gume hay, both fed at will. make one of the most p1·a··ti··al:xr1·i
economical rations and give larger gains than alt`alt`a or o‘i;·*:·
legumes fed alone. (ln this ration lieifers nine montl.< ~r
more of age make normal growth during the winter. Ca? .-,·t ¤
` younger than this need some grain in addition. i\\'hen silz1g»2n1.i
legume hay are fed at will the animals will consume about 1 ~.—.
pounds of silage to one pound of hay.

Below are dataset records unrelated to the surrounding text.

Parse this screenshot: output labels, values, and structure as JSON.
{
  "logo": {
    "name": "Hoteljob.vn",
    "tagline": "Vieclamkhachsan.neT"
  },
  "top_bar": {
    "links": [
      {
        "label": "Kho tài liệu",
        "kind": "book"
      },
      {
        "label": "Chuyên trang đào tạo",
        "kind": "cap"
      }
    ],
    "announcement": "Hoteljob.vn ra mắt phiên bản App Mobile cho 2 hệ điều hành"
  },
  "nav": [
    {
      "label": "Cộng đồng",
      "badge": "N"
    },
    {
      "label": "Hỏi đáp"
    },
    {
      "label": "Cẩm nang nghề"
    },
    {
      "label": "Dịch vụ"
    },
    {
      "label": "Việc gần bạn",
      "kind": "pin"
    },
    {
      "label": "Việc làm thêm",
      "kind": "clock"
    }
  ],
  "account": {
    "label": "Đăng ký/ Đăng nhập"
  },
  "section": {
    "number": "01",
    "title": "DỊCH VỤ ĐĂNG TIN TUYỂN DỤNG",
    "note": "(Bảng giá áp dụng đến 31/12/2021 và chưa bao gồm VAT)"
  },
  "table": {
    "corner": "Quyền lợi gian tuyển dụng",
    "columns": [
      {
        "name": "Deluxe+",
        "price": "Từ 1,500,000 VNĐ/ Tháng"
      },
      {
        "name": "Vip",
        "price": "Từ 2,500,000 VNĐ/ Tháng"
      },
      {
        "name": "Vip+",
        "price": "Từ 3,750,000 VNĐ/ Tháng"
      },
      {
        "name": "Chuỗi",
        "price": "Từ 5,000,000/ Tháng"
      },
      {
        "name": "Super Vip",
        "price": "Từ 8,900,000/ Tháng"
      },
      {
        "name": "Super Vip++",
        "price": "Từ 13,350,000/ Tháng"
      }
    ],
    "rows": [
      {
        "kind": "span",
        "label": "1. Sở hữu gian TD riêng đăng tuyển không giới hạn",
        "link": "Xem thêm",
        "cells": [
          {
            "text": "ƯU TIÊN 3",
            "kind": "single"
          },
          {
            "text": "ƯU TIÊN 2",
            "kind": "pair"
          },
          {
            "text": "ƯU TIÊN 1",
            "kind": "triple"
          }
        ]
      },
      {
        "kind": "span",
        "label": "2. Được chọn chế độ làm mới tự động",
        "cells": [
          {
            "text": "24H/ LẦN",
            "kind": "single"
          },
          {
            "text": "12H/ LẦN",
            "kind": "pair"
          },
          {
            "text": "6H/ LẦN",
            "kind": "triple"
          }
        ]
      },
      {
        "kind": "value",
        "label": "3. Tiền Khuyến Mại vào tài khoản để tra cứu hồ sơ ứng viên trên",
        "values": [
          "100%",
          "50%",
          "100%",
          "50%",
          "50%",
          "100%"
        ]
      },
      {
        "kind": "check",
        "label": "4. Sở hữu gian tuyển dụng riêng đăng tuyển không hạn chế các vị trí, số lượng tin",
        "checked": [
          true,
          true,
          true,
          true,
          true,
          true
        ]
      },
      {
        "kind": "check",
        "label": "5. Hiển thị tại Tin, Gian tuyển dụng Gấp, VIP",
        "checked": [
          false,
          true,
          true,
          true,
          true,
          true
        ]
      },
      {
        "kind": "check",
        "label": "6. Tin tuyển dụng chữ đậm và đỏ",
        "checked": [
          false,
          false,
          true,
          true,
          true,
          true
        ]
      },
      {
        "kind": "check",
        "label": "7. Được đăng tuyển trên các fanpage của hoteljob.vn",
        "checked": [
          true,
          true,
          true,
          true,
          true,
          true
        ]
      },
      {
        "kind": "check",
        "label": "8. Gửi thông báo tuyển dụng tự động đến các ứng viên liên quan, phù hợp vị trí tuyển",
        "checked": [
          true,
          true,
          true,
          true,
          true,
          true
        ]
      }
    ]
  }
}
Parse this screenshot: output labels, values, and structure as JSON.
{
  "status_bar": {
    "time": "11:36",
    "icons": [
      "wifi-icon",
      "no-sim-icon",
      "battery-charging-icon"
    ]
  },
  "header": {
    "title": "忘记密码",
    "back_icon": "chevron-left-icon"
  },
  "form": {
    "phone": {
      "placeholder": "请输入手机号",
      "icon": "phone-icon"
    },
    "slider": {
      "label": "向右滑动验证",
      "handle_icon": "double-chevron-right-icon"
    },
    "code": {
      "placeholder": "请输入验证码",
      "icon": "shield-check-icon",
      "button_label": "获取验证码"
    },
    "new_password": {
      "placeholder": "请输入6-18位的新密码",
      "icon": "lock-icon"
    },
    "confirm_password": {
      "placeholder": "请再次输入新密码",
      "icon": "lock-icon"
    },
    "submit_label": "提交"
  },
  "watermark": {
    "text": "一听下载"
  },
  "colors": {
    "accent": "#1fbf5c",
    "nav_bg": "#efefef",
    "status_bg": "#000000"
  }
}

The 111OSl satisfactory 1·ation of all those tried was silizgwt
will. legume hay limited to six pounds daily and two poun»i~ f
corn daily. On this ration heifeis of all ages thrived and n1.:»Y,·
gains a little above normal. l·`air results eau be obtainetl fr :.1
feeding silage alone as a roughage. In this ease. about Tri
pounds of grain should be supplied daily, eomposed of equal p;1"=
of C0l‘11 and linsced or cotton seed meal. The animals wil T.
more contented and will do better if they have aeeess to s :;;-2
dry feed, such as corn fodder or oat straw.
lf silage is not to be had. legume hay fed at will. with' ‘t‘’ *
or three pounds of eorn or other grain, makes a Sillll11111l1l l11· i`1··l 1la1l_\‘. 'llllv 11l1_11·1·1 ll*‘l`(‘ is 111 have them in
T gains on l&lll' il1·~h at l‘2ll\'l|I}_"l|lI1<‘. I I ,
Small mm g_ \\'l11~11 1·111·11 silam- 1< 2l\`iI|l&ll¤l¢‘ l1111 l1·g111110 hay is 110f,
“.iHm.m_ gil;{¥•‘ 111111 |11· l`1·1l a~ 1‘11111:‘l1au1· 111:··1l11·1· \\'llll s111111· ill'_\' 111111 111
!l'0\\'lll. lt l`··1l1l1·;·. ,\ll(llll 1|11·1-1· 1·1111111l»1·l` ;1`l'iilll >h1111l1l l11· l'1·1l 1laily. 11111·-
T mMu1_1_ 111111 111. \\`lll<'ll >ll*1|Il1l h1· a hixh»111‘1111·i11 l`•·1·1l Slli‘ll as 1·11tt1111s1;1;1l
.m.ti,.H1;11,1 ;—1· li11>··1~1l lll•‘Ill. 'llll!‘ l`1‘ll11lllllIl{[ half may 1111 ('(}l·ll. l11·a11. (’I'l1$ll
fu Ol, M,11Ji_ ,1.] 1·;1:<_ 111· l‘l'll\ll•'ll l|ill'l•‘_\'.
IHMMQ yy ZL I1` l1·g111111· lI£|_\' lllll 1111 >il:1g1· i< 1111 l1;1111l. il ;:11:11l 1·;1ti·111
M,. U1, _.,.V Q 1\;1h';1l1'11, 1·l111‘1·1·. s11_1‘—h•·a11 111* <¤>\\`]>l‘&l lI£1_\' i'1·1l :11 will. with 11111
1s1l11u·2111,i 11111111- ·>1` ·1·· 111 1*111*.*
», Hlmklll ,`_` V 4, li`1·111·11 l`1:1l1l1·1· 111· 11111111l1_v hay i< 1111 llilllil. lllll 1111 sila;111
1'1!`l*‘Zlll!l·‘ l1:;_1·. it i~ ll>ll2lll_\` l1·~<1 111 [1111·.·l1a<11 l1·;:111111· hay. lf
.:1; $i1Hg,1_11 l··:111111·l111_1·1·:111 11111 l1·· !llll`l'llil`l.(l lllllllll grain ]llIl